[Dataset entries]
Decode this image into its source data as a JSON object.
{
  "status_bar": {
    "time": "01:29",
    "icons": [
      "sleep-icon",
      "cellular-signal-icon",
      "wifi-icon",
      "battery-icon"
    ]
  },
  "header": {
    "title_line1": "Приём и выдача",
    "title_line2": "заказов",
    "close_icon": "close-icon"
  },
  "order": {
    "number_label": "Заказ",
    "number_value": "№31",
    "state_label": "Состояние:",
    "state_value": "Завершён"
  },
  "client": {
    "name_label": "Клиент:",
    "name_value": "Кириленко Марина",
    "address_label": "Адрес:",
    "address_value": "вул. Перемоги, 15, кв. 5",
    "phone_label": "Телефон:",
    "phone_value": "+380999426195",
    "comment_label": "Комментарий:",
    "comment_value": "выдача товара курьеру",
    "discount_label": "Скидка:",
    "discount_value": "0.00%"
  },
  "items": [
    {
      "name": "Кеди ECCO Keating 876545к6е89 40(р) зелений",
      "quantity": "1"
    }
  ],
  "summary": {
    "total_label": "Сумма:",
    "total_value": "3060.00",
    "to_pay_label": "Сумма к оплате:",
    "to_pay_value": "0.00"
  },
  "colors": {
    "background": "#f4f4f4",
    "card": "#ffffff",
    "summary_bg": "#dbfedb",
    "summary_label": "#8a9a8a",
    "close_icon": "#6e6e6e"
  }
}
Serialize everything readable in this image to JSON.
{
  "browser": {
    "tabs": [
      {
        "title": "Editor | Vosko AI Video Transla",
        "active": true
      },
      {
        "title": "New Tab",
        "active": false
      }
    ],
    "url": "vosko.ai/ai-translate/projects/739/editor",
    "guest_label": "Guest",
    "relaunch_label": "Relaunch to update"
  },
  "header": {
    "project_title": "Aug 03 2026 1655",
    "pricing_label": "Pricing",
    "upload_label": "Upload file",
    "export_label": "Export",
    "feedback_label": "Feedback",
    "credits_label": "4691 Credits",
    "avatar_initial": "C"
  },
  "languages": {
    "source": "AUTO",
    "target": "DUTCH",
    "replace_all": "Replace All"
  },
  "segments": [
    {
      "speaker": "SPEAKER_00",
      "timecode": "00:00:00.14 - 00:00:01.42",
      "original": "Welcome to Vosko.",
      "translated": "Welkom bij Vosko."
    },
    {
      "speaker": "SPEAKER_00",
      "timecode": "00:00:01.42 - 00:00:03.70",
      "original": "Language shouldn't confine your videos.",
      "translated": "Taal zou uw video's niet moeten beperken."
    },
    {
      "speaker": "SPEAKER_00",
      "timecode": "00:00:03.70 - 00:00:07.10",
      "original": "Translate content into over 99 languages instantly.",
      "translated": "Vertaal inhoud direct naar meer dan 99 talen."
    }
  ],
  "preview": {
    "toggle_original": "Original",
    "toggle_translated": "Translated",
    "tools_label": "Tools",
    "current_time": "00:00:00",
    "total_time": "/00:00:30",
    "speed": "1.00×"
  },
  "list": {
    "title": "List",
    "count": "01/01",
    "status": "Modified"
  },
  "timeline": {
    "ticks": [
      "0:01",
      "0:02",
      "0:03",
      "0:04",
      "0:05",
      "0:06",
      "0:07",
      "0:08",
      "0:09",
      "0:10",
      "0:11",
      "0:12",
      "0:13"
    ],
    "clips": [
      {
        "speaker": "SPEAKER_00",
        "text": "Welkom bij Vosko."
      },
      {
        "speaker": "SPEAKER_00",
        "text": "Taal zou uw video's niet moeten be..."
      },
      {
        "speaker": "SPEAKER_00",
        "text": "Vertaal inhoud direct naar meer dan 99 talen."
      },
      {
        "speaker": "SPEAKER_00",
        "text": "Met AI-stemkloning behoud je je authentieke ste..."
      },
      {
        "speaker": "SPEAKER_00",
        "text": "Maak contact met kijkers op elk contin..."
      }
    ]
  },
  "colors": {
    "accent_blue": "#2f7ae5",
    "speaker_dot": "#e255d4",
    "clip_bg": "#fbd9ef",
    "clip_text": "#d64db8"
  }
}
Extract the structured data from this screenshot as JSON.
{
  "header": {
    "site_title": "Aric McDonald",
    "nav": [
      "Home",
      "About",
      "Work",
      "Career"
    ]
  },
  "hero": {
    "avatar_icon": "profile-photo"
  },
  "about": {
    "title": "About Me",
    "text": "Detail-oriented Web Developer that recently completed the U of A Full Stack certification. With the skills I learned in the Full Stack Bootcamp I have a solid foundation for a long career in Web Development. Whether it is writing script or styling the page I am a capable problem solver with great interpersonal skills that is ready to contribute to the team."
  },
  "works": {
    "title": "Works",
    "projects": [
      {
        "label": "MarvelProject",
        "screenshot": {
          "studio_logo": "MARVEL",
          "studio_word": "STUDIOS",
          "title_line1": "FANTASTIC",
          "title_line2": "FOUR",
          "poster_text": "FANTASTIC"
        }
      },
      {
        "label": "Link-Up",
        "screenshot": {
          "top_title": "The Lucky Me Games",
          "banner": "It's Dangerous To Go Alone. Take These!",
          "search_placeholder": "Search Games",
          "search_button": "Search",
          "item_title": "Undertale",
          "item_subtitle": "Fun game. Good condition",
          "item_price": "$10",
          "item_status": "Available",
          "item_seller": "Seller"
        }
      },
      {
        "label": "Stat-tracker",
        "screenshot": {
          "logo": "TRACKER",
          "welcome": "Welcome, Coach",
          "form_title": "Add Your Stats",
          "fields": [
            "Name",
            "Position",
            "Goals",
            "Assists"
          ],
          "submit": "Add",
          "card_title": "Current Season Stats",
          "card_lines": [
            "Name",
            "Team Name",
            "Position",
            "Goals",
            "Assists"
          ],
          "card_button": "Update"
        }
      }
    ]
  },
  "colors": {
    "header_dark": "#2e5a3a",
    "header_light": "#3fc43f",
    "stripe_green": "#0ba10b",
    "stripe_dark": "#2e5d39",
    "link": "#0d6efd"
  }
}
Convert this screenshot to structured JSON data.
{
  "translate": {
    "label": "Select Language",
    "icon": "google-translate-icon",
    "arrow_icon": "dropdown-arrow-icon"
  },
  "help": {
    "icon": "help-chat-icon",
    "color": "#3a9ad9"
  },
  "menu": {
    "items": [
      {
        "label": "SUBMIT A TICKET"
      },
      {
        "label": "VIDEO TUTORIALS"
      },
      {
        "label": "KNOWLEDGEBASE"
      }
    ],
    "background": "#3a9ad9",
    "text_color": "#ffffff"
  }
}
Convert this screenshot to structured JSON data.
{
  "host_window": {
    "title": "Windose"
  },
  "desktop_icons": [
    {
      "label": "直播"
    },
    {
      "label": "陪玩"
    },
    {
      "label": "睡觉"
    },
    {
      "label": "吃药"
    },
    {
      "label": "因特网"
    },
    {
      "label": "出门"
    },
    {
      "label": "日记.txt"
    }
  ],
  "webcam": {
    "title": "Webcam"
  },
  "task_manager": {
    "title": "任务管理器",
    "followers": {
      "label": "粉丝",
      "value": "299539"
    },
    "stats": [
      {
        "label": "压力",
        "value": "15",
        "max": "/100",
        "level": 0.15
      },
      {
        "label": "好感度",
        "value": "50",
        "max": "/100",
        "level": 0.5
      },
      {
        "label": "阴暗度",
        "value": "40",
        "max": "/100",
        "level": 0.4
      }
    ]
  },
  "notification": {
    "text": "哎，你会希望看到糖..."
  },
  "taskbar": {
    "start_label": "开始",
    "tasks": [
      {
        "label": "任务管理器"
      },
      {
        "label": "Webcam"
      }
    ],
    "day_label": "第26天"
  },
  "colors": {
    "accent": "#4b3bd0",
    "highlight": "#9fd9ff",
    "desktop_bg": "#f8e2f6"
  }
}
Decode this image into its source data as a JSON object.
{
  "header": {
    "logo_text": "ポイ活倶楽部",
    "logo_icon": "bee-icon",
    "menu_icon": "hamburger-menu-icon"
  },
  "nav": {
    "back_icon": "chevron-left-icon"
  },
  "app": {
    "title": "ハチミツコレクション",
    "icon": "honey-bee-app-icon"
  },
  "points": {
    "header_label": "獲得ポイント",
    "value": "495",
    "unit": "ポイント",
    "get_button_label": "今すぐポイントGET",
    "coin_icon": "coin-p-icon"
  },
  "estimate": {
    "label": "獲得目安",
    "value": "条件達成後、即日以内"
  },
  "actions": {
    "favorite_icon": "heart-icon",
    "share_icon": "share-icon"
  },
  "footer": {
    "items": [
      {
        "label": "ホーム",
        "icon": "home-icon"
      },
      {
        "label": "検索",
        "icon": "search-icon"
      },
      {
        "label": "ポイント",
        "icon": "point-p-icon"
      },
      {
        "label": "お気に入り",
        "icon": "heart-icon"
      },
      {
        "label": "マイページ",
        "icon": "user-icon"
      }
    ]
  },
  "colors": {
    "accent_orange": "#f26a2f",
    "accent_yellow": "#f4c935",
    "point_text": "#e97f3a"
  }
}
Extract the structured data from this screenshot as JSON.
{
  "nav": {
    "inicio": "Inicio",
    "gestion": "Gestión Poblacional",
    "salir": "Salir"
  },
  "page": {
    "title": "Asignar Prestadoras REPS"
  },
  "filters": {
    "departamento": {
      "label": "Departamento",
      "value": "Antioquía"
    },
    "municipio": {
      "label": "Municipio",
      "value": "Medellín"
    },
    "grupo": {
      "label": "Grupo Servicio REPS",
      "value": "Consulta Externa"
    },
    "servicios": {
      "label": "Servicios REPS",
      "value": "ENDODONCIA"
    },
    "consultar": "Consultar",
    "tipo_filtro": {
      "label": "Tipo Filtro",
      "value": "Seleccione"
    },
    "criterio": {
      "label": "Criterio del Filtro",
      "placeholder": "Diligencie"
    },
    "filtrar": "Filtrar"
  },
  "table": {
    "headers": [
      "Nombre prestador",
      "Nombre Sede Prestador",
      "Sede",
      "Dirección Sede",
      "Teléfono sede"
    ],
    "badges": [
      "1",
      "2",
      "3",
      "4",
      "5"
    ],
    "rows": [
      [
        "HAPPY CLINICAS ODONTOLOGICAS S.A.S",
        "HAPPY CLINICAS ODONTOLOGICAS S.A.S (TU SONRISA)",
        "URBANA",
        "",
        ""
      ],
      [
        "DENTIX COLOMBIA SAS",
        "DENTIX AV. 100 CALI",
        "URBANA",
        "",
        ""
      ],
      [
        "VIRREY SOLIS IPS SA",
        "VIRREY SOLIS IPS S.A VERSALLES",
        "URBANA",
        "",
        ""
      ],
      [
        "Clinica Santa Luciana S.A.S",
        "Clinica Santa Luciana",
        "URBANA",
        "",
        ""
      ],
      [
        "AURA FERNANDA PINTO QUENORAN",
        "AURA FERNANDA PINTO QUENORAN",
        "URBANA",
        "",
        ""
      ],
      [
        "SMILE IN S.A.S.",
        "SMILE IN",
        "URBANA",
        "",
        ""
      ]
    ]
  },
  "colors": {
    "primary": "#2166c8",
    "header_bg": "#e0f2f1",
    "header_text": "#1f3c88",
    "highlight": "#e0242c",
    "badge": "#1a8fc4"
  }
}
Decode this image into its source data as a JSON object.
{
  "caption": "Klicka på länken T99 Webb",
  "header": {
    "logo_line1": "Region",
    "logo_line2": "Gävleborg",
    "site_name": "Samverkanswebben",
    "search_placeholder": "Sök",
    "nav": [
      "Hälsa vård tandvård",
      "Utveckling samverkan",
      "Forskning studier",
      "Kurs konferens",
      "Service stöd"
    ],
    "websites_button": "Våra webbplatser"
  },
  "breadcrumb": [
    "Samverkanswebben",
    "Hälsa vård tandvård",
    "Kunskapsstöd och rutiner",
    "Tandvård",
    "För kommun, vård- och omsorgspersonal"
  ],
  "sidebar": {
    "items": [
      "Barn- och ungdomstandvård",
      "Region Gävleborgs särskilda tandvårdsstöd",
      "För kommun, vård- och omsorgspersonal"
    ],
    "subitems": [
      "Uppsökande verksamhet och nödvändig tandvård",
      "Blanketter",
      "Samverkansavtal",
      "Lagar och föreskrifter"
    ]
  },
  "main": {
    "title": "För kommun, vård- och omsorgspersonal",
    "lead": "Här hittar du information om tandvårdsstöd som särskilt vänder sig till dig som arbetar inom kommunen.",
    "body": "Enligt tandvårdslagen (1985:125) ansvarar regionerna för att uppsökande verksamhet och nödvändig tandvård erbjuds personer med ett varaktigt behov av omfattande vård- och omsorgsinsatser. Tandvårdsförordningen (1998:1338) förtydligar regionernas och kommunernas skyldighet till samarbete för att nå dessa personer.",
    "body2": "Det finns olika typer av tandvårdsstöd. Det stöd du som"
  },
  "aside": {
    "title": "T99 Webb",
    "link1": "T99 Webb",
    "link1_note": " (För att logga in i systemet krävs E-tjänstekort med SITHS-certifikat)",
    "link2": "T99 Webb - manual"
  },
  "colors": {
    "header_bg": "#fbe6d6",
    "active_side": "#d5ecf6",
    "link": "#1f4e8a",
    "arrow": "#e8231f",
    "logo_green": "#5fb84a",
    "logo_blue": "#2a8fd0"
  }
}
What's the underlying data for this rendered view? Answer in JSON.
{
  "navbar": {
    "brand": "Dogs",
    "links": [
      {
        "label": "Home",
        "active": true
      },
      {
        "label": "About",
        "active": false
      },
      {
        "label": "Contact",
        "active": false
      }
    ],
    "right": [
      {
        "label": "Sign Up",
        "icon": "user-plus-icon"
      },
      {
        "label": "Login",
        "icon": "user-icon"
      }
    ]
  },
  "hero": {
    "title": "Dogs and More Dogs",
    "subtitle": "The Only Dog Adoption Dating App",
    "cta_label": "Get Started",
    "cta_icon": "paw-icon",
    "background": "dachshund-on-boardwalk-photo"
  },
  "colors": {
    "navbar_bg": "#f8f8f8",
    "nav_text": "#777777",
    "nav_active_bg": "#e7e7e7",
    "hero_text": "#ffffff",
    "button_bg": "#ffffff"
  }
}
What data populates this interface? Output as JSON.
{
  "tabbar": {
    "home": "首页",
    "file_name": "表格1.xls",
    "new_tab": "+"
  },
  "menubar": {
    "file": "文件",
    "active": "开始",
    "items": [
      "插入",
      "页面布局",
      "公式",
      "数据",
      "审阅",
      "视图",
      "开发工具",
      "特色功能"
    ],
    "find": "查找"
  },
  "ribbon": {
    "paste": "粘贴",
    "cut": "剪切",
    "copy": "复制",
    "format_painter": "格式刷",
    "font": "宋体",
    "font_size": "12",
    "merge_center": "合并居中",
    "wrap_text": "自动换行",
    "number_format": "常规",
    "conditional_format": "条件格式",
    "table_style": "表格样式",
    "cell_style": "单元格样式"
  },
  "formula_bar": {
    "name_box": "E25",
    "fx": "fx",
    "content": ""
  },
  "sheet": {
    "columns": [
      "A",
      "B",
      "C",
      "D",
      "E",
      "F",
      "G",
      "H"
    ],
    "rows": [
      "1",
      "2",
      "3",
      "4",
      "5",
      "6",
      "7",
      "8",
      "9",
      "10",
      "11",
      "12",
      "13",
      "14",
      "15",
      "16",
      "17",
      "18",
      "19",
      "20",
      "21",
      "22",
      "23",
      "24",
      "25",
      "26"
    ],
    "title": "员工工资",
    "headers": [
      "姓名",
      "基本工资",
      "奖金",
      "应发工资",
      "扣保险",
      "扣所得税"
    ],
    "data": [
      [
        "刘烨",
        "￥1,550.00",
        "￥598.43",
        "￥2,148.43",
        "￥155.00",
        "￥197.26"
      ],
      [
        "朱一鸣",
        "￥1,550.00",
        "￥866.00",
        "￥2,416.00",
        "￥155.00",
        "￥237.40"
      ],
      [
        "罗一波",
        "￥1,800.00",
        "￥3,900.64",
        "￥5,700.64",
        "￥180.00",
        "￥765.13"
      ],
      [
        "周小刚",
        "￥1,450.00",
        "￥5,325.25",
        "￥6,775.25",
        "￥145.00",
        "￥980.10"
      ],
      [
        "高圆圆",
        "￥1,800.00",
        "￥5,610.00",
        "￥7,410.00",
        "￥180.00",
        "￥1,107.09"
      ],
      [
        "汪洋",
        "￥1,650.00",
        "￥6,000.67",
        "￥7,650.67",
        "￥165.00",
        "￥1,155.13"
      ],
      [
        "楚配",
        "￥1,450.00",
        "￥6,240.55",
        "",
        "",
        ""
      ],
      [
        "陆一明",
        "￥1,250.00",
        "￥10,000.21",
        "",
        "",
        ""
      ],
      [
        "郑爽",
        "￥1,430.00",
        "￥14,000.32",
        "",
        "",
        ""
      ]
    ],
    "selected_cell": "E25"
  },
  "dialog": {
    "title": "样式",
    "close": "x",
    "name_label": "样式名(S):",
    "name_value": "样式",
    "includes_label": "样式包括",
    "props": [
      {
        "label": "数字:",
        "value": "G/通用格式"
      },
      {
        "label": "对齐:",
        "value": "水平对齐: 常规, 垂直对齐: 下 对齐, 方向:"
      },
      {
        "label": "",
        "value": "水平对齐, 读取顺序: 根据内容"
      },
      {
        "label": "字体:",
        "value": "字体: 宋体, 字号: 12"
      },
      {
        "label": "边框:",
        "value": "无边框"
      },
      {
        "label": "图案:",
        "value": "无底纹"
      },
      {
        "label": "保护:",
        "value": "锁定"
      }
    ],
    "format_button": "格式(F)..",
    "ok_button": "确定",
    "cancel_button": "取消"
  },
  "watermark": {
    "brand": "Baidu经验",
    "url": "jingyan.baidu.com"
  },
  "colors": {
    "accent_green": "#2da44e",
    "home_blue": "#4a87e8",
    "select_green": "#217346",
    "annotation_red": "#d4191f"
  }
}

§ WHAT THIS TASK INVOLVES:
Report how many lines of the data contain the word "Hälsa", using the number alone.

§ WORKED SOLUTION:
2